Directions for this task
Exactly as written, output each of the entries below.

(Stored data entries)
Start of Block
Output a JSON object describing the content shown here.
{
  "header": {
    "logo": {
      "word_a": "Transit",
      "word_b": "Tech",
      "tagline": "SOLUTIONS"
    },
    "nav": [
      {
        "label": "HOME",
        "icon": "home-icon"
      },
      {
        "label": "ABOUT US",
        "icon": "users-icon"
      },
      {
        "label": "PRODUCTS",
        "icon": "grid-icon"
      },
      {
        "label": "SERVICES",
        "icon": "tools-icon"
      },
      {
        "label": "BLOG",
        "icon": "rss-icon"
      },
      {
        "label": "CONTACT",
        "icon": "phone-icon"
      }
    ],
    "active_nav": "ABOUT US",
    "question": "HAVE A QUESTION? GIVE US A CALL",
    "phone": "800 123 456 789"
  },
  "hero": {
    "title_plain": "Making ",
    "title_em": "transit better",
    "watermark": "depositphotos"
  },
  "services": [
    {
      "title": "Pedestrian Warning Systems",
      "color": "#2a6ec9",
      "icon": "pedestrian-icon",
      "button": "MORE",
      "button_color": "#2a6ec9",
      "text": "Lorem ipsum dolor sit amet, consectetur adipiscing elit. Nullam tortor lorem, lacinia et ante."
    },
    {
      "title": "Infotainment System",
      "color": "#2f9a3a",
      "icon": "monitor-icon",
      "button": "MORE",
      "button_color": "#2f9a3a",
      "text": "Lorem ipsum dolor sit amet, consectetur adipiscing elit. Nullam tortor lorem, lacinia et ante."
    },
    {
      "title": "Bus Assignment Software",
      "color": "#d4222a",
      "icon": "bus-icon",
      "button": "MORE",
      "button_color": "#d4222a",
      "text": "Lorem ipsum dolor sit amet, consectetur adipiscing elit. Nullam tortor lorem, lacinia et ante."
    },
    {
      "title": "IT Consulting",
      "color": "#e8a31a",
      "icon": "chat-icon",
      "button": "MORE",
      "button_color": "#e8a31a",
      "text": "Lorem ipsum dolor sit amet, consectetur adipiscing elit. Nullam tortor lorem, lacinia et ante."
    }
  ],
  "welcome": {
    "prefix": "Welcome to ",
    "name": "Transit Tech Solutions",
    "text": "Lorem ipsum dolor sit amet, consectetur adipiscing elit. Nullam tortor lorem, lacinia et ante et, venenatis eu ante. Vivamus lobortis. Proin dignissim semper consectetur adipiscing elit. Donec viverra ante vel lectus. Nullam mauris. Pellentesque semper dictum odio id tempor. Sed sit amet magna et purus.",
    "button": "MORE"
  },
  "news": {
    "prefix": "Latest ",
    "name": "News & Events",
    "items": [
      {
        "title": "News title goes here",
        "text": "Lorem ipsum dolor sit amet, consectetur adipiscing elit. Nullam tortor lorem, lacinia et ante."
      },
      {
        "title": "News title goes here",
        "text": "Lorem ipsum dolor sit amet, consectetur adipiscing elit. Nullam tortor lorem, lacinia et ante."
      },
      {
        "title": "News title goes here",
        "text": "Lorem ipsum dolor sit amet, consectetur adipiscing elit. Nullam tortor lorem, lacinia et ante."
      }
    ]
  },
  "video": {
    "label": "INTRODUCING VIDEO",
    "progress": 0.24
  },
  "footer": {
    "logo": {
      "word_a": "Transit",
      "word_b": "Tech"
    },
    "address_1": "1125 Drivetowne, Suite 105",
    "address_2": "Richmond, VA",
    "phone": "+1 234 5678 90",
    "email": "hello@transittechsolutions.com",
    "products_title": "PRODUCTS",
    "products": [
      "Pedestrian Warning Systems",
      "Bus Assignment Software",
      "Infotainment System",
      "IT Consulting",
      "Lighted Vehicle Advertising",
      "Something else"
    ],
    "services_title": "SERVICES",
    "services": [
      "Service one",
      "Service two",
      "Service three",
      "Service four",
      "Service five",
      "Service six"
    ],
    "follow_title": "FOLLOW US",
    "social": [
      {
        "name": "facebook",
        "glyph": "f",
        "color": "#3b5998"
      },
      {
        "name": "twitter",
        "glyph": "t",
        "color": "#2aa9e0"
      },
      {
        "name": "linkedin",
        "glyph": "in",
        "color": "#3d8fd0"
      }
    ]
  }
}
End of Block
Result
Output a JSON object describing the content shown here.
{
  "header": {
    "logo": {
      "word_a": "Transit",
      "word_b": "Tech",
      "tagline": "SOLUTIONS"
    },
    "nav": [
      {
        "label": "HOME",
        "icon": "home-icon"
      },
      {
        "label": "ABOUT US",
        "icon": "users-icon"
      },
      {
        "label": "PRODUCTS",
        "icon": "grid-icon"
      },
      {
        "label": "SERVICES",
        "icon": "tools-icon"
      },
      {
        "label": "BLOG",
        "icon": "rss-icon"
      },
      {
        "label": "CONTACT",
        "icon": "phone-icon"
      }
    ],
    "active_nav": "ABOUT US",
    "question": "HAVE A QUESTION? GIVE US A CALL",
    "phone": "800 123 456 789"
  },
  "hero": {
    "title_plain": "Making ",
    "title_em": "transit better",
    "watermark": "depositphotos"
  },
  "services": [
    {
      "title": "Pedestrian Warning Systems",
      "color": "#2a6ec9",
      "icon": "pedestrian-icon",
      "button": "MORE",
      "button_color": "#2a6ec9",
      "text": "Lorem ipsum dolor sit amet, consectetur adipiscing elit. Nullam tortor lorem, lacinia et ante."
    },
    {
      "title": "Infotainment System",
      "color": "#2f9a3a",
      "icon": "monitor-icon",
      "button": "MORE",
      "button_color": "#2f9a3a",
      "text": "Lorem ipsum dolor sit amet, consectetur adipiscing elit. Nullam tortor lorem, lacinia et ante."
    },
    {
      "title": "Bus Assignment Software",
      "color": "#d4222a",
      "icon": "bus-icon",
      "button": "MORE",
      "button_color": "#d4222a",
      "text": "Lorem ipsum dolor sit amet, consectetur adipiscing elit. Nullam tortor lorem, lacinia et ante."
    },
    {
      "title": "IT Consulting",
      "color": "#e8a31a",
      "icon": "chat-icon",
      "button": "MORE",
      "button_color": "#e8a31a",
      "text": "Lorem ipsum dolor sit amet, consectetur adipiscing elit. Nullam tortor lorem, lacinia et ante."
    }
  ],
  "welcome": {
    "prefix": "Welcome to ",
    "name": "Transit Tech Solutions",
    "text": "Lorem ipsum dolor sit amet, consectetur adipiscing elit. Nullam tortor lorem, lacinia et ante et, venenatis eu ante. Vivamus lobortis. Proin dignissim semper consectetur adipiscing elit. Donec viverra ante vel lectus. Nullam mauris. Pellentesque semper dictum odio id tempor. Sed sit amet magna et purus.",
    "button": "MORE"
  },
  "news": {
    "prefix": "Latest ",
    "name": "News & Events",
    "items": [
      {
        "title": "News title goes here",
        "text": "Lorem ipsum dolor sit amet, consectetur adipiscing elit. Nullam tortor lorem, lacinia et ante."
      },
      {
        "title": "News title goes here",
        "text": "Lorem ipsum dolor sit amet, consectetur adipiscing elit. Nullam tortor lorem, lacinia et ante."
      },
      {
        "title": "News title goes here",
        "text": "Lorem ipsum dolor sit amet, consectetur adipiscing elit. Nullam tortor lorem, lacinia et ante."
      }
    ]
  },
  "video": {
    "label": "INTRODUCING VIDEO",
    "progress": 0.24
  },
  "footer": {
    "logo": {
      "word_a": "Transit",
      "word_b": "Tech"
    },
    "address_1": "1125 Drivetowne, Suite 105",
    "address_2": "Richmond, VA",
    "phone": "+1 234 5678 90",
    "email": "hello@transittechsolutions.com",
    "products_title": "PRODUCTS",
    "products": [
      "Pedestrian Warning Systems",
      "Bus Assignment Software",
      "Infotainment System",
      "IT Consulting",
      "Lighted Vehicle Advertising",
      "Something else"
    ],
    "services_title": "SERVICES",
    "services": [
      "Service one",
      "Service two",
      "Service three",
      "Service four",
      "Service five",
      "Service six"
    ],
    "follow_title": "FOLLOW US",
    "social": [
      {
        "name": "facebook",
        "glyph": "f",
        "color": "#3b5998"
      },
      {
        "name": "twitter",
        "glyph": "t",
        "color": "#2aa9e0"
      },
      {
        "name": "linkedin",
        "glyph": "in",
        "color": "#3d8fd0"
      }
    ]
  }
}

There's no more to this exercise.